Exercise prompt -
Restate each of the lines below word for word and drop every picture.

Material shown -
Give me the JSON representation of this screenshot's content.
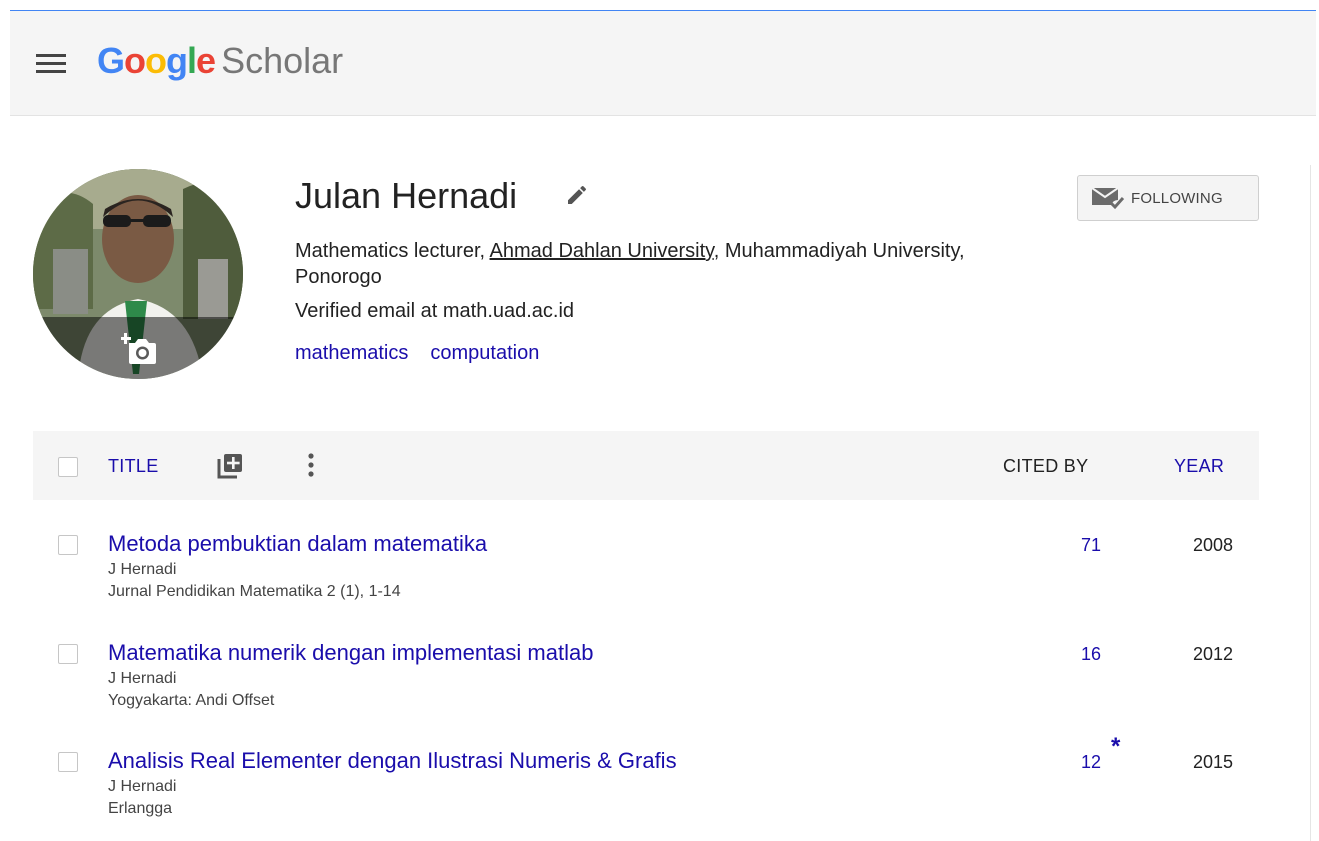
{
  "header": {
    "logo_google": [
      "G",
      "o",
      "o",
      "g",
      "l",
      "e"
    ],
    "logo_colors": [
      "#4285f4",
      "#ea4335",
      "#fbbc05",
      "#4285f4",
      "#34a853",
      "#ea4335"
    ],
    "logo_product": "Scholar"
  },
  "profile": {
    "name": "Julan Hernadi",
    "affiliation_prefix": "Mathematics lecturer, ",
    "affiliation_link": "Ahmad Dahlan University",
    "affiliation_suffix": ", Muhammadiyah University, Ponorogo",
    "email": "Verified email at math.uad.ac.id",
    "interests": [
      "mathematics",
      "computation"
    ],
    "follow_label": "FOLLOWING",
    "icons": {
      "edit": "pencil-icon",
      "photo": "add-photo-icon",
      "follow": "mail-check-icon"
    }
  },
  "table": {
    "header": {
      "title": "TITLE",
      "cited_by": "CITED BY",
      "year": "YEAR"
    },
    "rows": [
      {
        "title": "Metoda pembuktian dalam matematika",
        "author": "J Hernadi",
        "venue": "Jurnal Pendidikan Matematika 2 (1), 1-14",
        "cited": "71",
        "star": "",
        "year": "2008"
      },
      {
        "title": "Matematika numerik dengan implementasi matlab",
        "author": "J Hernadi",
        "venue": "Yogyakarta: Andi Offset",
        "cited": "16",
        "star": "",
        "year": "2012"
      },
      {
        "title": "Analisis Real Elementer dengan Ilustrasi Numeris & Grafis",
        "author": "J Hernadi",
        "venue": "Erlangga",
        "cited": "12",
        "star": "*",
        "year": "2015"
      }
    ]
  },
  "colors": {
    "link": "#1a0dab",
    "header_bg": "#f5f5f5",
    "accent_line": "#4285f4"
  }
}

Problem solution -
Give me the JSON representation of this screenshot's content.
{
  "header": {
    "logo_google": [
      "G",
      "o",
      "o",
      "g",
      "l",
      "e"
    ],
    "logo_colors": [
      "#4285f4",
      "#ea4335",
      "#fbbc05",
      "#4285f4",
      "#34a853",
      "#ea4335"
    ],
    "logo_product": "Scholar"
  },
  "profile": {
    "name": "Julan Hernadi",
    "affiliation_prefix": "Mathematics lecturer, ",
    "affiliation_link": "Ahmad Dahlan University",
    "affiliation_suffix": ", Muhammadiyah University, Ponorogo",
    "email": "Verified email at math.uad.ac.id",
    "interests": [
      "mathematics",
      "computation"
    ],
    "follow_label": "FOLLOWING",
    "icons": {
      "edit": "pencil-icon",
      "photo": "add-photo-icon",
      "follow": "mail-check-icon"
    }
  },
  "table": {
    "header": {
      "title": "TITLE",
      "cited_by": "CITED BY",
      "year": "YEAR"
    },
    "rows": [
      {
        "title": "Metoda pembuktian dalam matematika",
        "author": "J Hernadi",
        "venue": "Jurnal Pendidikan Matematika 2 (1), 1-14",
        "cited": "71",
        "star": "",
        "year": "2008"
      },
      {
        "title": "Matematika numerik dengan implementasi matlab",
        "author": "J Hernadi",
        "venue": "Yogyakarta: Andi Offset",
        "cited": "16",
        "star": "",
        "year": "2012"
      },
      {
        "title": "Analisis Real Elementer dengan Ilustrasi Numeris & Grafis",
        "author": "J Hernadi",
        "venue": "Erlangga",
        "cited": "12",
        "star": "*",
        "year": "2015"
      }
    ]
  },
  "colors": {
    "link": "#1a0dab",
    "header_bg": "#f5f5f5",
    "accent_line": "#4285f4"
  }
}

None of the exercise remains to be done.